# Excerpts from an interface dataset
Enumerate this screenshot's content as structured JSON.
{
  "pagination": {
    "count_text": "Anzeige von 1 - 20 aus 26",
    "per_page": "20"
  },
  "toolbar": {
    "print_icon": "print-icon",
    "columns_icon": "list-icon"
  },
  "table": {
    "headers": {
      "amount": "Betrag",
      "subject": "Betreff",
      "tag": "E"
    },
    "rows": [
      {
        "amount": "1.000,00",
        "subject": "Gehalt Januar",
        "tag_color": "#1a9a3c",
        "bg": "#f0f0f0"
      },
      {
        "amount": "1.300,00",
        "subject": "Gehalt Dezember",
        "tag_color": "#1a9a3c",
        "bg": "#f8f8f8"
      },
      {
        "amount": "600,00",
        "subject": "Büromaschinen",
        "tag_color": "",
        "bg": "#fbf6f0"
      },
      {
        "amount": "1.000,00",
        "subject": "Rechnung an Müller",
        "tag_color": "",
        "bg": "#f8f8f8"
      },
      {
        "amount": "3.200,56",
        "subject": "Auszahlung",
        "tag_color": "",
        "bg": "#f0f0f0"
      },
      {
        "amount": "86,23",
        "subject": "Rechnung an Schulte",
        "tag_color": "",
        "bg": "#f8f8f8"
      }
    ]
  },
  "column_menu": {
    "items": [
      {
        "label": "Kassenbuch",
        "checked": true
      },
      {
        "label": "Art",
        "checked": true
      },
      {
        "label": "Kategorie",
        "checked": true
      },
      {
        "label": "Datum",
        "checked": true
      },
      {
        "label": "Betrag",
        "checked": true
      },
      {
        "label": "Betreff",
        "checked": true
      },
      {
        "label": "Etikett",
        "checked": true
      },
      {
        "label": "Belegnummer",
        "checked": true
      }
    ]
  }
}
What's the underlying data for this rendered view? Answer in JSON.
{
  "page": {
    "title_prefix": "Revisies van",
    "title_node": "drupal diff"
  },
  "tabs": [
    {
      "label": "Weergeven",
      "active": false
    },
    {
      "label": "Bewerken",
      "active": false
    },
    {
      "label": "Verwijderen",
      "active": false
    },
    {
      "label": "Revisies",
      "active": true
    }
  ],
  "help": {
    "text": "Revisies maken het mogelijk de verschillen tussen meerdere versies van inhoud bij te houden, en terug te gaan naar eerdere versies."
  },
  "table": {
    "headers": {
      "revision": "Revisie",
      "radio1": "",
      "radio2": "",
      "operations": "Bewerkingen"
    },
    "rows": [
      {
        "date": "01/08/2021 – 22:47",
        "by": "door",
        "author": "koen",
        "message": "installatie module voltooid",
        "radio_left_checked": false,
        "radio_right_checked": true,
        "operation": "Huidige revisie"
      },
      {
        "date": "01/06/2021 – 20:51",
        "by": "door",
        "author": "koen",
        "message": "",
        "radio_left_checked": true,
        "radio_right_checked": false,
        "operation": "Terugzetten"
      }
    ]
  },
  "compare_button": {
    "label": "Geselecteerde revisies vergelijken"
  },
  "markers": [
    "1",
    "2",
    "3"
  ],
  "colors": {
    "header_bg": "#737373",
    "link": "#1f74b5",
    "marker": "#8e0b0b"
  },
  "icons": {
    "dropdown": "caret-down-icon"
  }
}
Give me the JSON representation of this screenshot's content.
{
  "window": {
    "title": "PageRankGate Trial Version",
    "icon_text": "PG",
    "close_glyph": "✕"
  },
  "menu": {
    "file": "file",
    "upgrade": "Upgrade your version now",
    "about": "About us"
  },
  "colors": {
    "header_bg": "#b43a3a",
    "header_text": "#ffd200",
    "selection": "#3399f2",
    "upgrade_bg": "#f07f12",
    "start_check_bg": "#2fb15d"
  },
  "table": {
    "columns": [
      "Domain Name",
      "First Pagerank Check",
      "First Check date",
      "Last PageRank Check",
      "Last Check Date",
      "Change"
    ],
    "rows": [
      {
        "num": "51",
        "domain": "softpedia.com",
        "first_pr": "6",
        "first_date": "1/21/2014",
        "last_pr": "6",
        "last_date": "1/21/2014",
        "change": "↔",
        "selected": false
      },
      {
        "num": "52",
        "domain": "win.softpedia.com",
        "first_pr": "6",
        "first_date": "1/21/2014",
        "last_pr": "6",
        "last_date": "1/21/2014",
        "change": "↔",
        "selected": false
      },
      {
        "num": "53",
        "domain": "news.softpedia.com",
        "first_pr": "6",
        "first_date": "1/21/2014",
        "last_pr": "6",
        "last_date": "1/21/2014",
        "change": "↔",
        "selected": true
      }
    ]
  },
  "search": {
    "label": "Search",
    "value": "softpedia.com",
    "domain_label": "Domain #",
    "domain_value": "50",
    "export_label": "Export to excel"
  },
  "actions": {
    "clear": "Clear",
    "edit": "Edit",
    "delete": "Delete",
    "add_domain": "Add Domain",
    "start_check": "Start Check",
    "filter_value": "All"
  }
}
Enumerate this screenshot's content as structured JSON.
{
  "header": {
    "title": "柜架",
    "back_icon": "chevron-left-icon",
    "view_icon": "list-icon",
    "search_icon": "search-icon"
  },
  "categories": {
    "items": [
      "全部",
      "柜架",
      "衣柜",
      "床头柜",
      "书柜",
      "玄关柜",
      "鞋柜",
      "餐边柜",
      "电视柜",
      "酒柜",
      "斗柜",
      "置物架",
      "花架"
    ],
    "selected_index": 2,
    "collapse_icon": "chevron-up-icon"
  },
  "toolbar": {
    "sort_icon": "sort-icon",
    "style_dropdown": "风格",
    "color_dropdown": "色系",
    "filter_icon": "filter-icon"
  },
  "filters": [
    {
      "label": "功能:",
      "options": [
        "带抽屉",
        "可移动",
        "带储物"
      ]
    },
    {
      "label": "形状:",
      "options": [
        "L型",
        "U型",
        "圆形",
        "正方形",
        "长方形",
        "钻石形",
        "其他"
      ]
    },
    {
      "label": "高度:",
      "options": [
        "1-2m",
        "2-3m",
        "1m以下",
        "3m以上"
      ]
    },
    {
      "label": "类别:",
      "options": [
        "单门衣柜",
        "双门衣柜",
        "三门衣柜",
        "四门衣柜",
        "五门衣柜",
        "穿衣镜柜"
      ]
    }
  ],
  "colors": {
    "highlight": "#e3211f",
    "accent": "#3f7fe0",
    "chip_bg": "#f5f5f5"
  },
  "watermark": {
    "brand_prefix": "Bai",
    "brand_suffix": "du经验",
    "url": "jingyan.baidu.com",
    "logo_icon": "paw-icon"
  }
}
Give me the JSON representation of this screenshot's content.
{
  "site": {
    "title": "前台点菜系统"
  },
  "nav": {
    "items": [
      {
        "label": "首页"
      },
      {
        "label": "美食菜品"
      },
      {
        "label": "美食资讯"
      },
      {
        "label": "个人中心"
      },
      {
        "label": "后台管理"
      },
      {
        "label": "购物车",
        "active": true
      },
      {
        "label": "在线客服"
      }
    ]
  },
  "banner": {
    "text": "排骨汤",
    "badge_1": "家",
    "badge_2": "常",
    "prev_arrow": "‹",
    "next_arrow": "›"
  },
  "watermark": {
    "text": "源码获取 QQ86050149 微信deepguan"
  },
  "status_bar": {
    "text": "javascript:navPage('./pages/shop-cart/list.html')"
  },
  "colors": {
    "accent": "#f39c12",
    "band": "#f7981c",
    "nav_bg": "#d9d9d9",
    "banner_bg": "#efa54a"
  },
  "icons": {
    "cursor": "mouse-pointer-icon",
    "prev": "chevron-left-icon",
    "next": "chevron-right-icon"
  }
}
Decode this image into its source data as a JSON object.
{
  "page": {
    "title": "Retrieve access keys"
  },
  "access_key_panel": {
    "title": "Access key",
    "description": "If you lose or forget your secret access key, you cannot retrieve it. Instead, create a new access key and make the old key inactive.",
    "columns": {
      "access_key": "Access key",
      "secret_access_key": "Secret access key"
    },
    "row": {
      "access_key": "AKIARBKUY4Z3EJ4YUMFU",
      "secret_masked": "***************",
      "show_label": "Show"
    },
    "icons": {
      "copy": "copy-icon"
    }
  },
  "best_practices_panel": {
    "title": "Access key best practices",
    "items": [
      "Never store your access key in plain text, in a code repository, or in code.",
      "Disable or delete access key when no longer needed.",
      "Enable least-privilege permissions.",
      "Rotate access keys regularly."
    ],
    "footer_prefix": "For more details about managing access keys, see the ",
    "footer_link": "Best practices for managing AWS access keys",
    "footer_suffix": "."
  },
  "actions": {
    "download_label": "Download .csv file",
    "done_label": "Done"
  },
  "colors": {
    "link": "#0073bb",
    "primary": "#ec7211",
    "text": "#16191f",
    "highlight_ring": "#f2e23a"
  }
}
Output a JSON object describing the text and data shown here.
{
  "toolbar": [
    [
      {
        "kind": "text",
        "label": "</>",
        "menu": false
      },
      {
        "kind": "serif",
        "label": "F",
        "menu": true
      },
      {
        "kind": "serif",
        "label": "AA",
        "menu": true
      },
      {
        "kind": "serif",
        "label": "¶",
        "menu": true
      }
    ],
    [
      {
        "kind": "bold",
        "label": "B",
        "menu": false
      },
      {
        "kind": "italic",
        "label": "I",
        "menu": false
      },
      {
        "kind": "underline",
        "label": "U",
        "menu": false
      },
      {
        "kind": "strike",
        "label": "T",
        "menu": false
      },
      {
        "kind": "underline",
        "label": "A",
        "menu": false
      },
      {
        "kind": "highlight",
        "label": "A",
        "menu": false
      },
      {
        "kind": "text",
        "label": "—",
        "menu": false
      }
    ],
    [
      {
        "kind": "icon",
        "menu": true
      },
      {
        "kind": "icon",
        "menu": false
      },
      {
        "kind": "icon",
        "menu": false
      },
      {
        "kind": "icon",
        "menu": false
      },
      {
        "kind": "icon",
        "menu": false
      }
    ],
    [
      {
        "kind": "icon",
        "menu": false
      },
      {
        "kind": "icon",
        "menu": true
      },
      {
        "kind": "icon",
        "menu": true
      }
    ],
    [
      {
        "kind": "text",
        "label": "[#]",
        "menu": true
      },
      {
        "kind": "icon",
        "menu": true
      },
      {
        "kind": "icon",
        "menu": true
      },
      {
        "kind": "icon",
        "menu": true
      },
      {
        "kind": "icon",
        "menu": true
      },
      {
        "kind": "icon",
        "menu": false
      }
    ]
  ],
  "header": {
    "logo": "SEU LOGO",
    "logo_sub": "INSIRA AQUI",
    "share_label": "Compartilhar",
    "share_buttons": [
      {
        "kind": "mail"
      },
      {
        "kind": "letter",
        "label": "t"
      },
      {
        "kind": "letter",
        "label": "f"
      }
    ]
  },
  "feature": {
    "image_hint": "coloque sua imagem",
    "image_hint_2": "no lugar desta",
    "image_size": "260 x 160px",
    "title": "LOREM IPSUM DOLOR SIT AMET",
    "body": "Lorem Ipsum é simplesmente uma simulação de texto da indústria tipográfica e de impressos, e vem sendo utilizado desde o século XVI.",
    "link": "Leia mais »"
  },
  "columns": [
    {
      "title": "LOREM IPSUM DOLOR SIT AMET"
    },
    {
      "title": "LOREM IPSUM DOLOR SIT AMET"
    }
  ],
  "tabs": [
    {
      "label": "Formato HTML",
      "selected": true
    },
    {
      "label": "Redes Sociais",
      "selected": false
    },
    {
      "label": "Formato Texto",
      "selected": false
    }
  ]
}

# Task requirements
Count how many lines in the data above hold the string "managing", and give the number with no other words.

# Exercise response
2